Tree ring dating and archaeology
It also gives data on the timing of events and rates of change in the environment (most prominently climate) and also in wood found in archaeology or works of art and architecture, such as old panel paintings.It is also used as a check in radiocarbon dating to calibrate radiocarbon ages.Critical to the science, trees from the same region tend to develop the same patterns of ring widths for a given period of chronological study.Researchers can compare and match these patterns ring-for-ring with patterns from trees which have grown at the same time in the same geographical zone (and therefore under similar climatic conditions).Diagram of secondary growth in a tree showing idealised vertical and horizontal sections, a new layer of wood is added in each growing season, thickening the stem, existing branches and roots, to form a growth ring Horizontal cross sections cut through the trunk of a tree can reveal growth rings, also referred to as tree rings or annual rings.
Adequate moisture and a long growing season result in a wide ring, while a drought year may result in a very narrow one.Each ring marks a complete cycle of seasons, or one year, in the tree's life.In his Trattato della Pittura (Treatise on Painting), Leonardo da Vinci (1452–1519) was the first person to mention that trees form rings annually and that their thickness is determined by the conditions under which they grew. S., Alexander Catlin Twining (1801–1884) suggested in 1833 that patterns among tree rings could be used to synchronize the dendrochronologies of various trees and thereby to reconstruct past climates across entire regions.New growth in trees occurs in a layer of cells near the bark.A tree's growth rate changes in a predictable pattern throughout the year in response to seasonal climate changes, resulting in visible growth rings.

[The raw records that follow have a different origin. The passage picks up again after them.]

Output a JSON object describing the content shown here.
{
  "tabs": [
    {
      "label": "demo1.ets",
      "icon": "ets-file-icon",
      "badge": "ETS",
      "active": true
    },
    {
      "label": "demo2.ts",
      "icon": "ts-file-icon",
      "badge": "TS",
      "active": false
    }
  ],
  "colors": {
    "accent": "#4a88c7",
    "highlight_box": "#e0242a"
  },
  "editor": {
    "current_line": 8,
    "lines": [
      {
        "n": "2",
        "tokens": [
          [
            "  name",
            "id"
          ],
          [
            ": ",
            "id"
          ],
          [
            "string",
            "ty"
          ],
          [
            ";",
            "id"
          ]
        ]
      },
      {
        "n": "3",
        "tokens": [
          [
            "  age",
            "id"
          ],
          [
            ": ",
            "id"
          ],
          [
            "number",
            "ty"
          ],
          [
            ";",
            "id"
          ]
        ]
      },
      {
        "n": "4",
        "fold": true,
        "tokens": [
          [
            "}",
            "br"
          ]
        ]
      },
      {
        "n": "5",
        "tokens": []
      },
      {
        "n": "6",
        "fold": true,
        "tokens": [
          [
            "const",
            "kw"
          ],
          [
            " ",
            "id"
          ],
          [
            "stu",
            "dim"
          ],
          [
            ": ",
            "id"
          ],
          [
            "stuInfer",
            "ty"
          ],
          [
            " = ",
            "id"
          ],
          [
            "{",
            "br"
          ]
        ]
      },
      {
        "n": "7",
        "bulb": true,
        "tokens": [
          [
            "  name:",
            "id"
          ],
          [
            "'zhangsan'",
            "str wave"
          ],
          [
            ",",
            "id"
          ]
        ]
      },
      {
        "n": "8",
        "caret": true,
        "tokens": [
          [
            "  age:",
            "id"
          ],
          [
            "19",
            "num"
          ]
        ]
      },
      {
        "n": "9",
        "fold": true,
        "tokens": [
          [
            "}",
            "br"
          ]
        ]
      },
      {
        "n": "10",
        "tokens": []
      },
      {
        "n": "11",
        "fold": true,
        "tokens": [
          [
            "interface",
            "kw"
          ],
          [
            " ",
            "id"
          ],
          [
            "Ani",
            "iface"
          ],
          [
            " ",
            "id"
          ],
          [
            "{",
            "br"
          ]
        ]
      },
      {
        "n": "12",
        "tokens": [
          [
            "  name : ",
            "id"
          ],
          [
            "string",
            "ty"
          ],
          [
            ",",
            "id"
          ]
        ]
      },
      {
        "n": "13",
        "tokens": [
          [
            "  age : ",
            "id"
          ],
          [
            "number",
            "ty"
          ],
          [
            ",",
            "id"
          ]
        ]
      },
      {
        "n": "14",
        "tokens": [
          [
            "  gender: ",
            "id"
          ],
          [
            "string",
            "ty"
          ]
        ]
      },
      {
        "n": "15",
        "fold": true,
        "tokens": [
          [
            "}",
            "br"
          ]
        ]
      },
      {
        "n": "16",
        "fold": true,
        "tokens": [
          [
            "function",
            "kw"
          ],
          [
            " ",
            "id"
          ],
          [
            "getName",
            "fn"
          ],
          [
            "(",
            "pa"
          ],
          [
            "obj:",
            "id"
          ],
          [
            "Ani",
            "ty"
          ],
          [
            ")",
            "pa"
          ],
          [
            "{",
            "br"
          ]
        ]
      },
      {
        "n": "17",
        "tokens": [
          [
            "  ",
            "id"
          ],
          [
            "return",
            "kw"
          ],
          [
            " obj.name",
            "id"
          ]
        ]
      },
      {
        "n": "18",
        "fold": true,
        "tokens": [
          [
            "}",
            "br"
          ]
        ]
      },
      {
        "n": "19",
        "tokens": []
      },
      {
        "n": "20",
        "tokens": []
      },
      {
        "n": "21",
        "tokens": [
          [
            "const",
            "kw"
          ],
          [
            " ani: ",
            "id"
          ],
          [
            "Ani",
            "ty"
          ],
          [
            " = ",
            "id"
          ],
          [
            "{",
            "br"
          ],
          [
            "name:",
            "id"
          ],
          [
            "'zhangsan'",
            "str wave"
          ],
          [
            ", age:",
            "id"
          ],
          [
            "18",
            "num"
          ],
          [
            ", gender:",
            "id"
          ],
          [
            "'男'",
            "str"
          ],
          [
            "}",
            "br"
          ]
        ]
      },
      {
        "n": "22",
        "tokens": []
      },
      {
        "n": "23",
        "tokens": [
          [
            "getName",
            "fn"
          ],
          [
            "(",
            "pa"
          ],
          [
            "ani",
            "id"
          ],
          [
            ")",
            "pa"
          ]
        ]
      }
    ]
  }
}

Dendrochronology (or tree-ring dating) is the scientific method of dating tree rings (also called growth rings) to the exact year they were formed.